Crocus bulbs produce beautiful purple, yellow or white flowers. They belong to the Iris family and can be grown indoors. Crocus are actually “corms”. A corm is similar to a bulb in that it’s a thick stem that acts as storage for a plant to survive the cold winter months.
To grow crocus flowers indoors, you need to “force” the bulbs. This may sound very technical, but forcing simply means tricking the bulb into thinking it’s time to bloom. How do you do this? The crocus bulb blooms in spring after being planted in autumn and living through the winter. To force them, we need to:
- Pot them
- Cool them to simulate winter
- Put them in indirect light to simulate spring
- Put them in direct sun
Pretty straightforward, isn’t it? Let me go through that in a bit more detail.
You should start the forcing process 3 to 4 months before your target bloom date. Select a pot (with some holes for drainage) and an appropriate potting mix (containing sand, soil and peat moss ideally). Your aim is to have the tops of the bulbs poking out slightly above the soil. Put in the first part of potting mix to a height that’ll allow the tops of the bulbs to poke out. You can use a couple of bulbs. Put them next to each other, almost touching, with the flatter side of the corm facing down. Add the remaining potting mix so the tips of the bulbs are exposed and then water generously.

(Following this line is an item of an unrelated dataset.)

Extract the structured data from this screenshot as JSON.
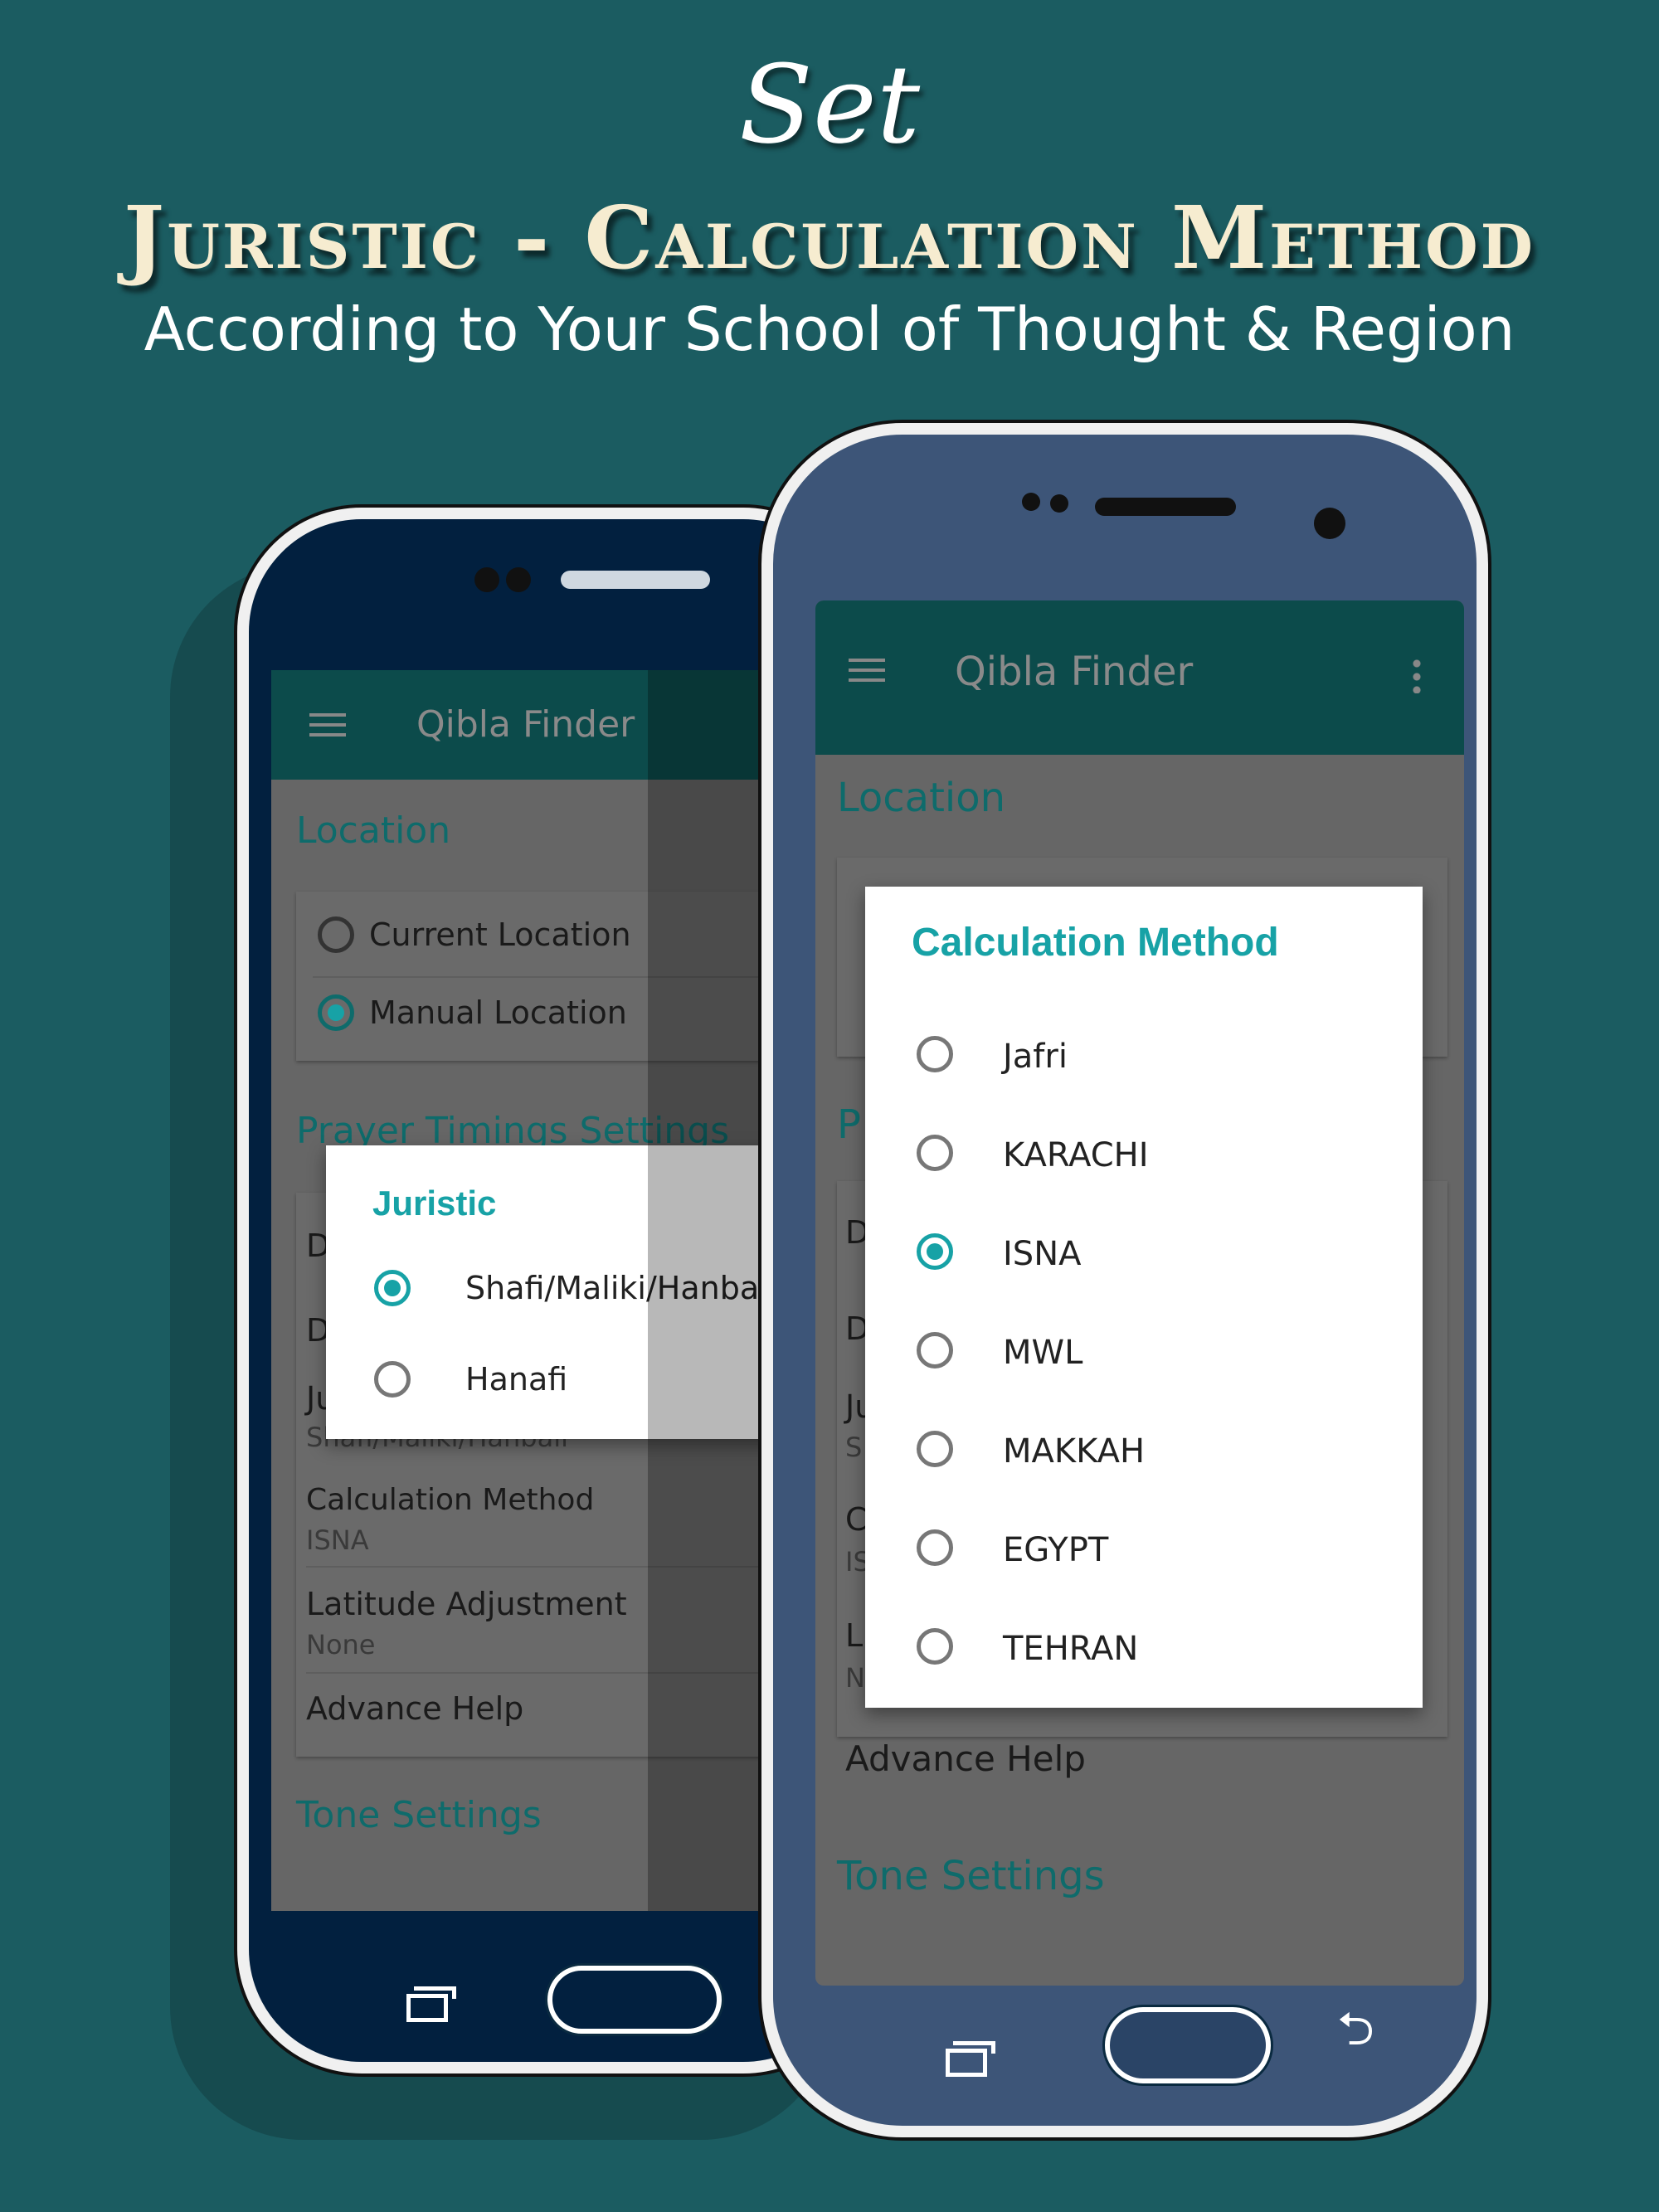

You need to cool the bulb down to between 4.4 and 10 degrees Celsius (40-50 degrees Fahrenheit). If you’re doing this out of season when it’s warmer than that, you’ll need to put them in the fridge. Keep them at this temperature for about 12 weeks. Check on it weekly and top of with a little water if necessary to keep the soil moist.